(Page and application data records)
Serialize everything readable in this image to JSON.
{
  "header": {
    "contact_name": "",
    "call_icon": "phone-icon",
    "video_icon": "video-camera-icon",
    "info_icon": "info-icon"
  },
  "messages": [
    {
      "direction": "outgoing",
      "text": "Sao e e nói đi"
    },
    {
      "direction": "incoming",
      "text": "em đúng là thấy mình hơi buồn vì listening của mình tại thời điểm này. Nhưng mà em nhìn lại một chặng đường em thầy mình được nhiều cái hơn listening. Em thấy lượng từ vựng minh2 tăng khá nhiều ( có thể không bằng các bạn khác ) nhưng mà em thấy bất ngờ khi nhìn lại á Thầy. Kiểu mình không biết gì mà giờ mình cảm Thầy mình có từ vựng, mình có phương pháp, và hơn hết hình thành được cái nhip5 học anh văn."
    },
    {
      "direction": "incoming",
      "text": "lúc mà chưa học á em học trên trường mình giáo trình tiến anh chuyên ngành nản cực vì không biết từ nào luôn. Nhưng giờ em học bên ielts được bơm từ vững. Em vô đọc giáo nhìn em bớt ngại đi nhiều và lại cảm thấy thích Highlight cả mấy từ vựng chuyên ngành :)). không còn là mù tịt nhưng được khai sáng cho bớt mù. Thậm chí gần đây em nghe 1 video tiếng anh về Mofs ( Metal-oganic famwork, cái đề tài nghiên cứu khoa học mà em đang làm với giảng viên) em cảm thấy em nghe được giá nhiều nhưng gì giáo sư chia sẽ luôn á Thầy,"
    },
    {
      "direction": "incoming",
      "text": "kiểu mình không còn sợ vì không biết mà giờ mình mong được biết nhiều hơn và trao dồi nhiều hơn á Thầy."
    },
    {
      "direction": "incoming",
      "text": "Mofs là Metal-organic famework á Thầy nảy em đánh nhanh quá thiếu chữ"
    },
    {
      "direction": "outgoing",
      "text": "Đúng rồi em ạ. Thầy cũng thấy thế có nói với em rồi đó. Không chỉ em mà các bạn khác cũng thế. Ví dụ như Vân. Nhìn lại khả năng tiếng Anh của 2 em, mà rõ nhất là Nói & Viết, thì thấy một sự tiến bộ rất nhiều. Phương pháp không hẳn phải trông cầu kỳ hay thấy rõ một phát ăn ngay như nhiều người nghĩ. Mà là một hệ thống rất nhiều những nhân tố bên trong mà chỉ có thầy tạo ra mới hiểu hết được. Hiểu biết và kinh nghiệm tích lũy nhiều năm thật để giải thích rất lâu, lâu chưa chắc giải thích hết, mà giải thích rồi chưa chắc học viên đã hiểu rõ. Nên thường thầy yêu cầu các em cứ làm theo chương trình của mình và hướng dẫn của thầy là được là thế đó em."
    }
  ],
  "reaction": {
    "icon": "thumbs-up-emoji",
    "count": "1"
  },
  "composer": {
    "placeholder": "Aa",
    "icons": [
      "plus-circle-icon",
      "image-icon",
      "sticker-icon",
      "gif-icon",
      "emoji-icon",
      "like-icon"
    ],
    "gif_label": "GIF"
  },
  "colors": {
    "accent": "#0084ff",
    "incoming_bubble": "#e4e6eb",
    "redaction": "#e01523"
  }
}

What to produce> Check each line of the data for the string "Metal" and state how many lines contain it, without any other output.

Task solution> 2